In June around 500 residents who had been claiming unemployment benefits found new jobs.

And the number of people reliant on government furlough and self employment support schemes dropped to around 12,000 - compared to around 30,000 people in June 2020.

City economic leaders welcomed the latest data but warned that many people are still struggling and in need of support.

The number of people claiming unemployment support dropped sharply in the most deprived parts of the city, meaning they have found jobs, a council meeting heard.

Many businesses are currently struggling to recruit enough staff.

Coun Andrew Waller said: “It’s important that we ensure that all communities benefit from the strength of the economy of the city.
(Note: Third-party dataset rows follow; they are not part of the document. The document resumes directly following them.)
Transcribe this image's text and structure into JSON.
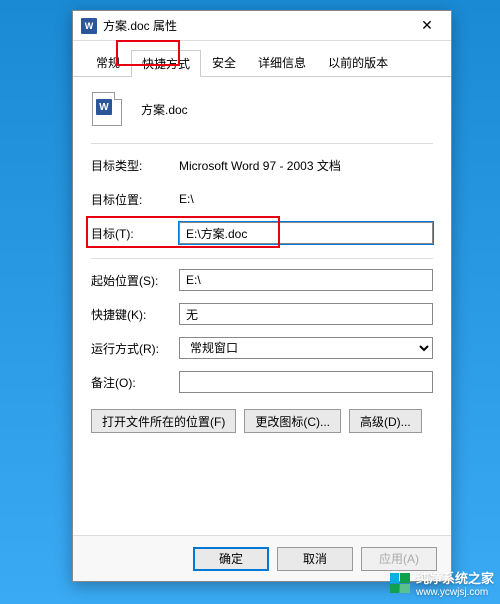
{
  "titlebar": {
    "icon_label": "W",
    "title": "方案.doc 属性",
    "close_label": "✕"
  },
  "tabs": {
    "general": "常规",
    "shortcut": "快捷方式",
    "security": "安全",
    "details": "详细信息",
    "previous": "以前的版本"
  },
  "file": {
    "name": "方案.doc"
  },
  "fields": {
    "target_type_label": "目标类型:",
    "target_type_value": "Microsoft Word 97 - 2003 文档",
    "target_location_label": "目标位置:",
    "target_location_value": "E:\\",
    "target_label": "目标(T):",
    "target_value": "E:\\方案.doc",
    "start_in_label": "起始位置(S):",
    "start_in_value": "E:\\",
    "shortcut_key_label": "快捷键(K):",
    "shortcut_key_value": "无",
    "run_label": "运行方式(R):",
    "run_value": "常规窗口",
    "comment_label": "备注(O):",
    "comment_value": ""
  },
  "buttons": {
    "open_location": "打开文件所在的位置(F)",
    "change_icon": "更改图标(C)...",
    "advanced": "高级(D)..."
  },
  "footer": {
    "ok": "确定",
    "cancel": "取消",
    "apply": "应用(A)"
  },
  "watermark": {
    "text": "纯净系统之家",
    "url": "www.ycwjsj.com"
  }
}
It is reassuring that there has been strong improvement in those areas that were initially worst hit by unemployment.”

Research by think tank Centre for Cities found York saw the lowest percentage increase in unemployment during the pandemic and a council report says: “Cities such as Bradford, Hull and Birmingham have seen unemployment rise at nearly three times the rate that York has experienced.”

Simon Brereton, City of York Council’s economic growth expert, said levels of unemployment in the city are now below those seen in the 2009 recession: “It is back down to below the peak of the 2009 recession and dropping sharply.

“The claimant count is now down below 4,000, with the sharpest drops being in the most deprived wards. The figures mean 500 people have found a job in June and the claimant count in Westfield ward [which has the highest level of deprivation in the city] has gone down by more than 10 per cent in that time.

“But there are still around 4,000 people out there without a job.”

He added that there has been a 40 per cent drop in the number of people reliant on furlough or self employment income support schemes. But those residents remain at risk when the furlough support scheme ends on September 30.

Tracey Carter, council director of economy, said Brexit and the pandemic are creating problems for businesses.

She said: “We do still see some significant challenges, particularly in recruitment of staff and supply chain effectiveness, which has been affected by multiple things.”

The Lord Mayor of York and Coun Waller were due to host a hospitality support summit today (Tuesday) to discuss the challenges faced by businesses.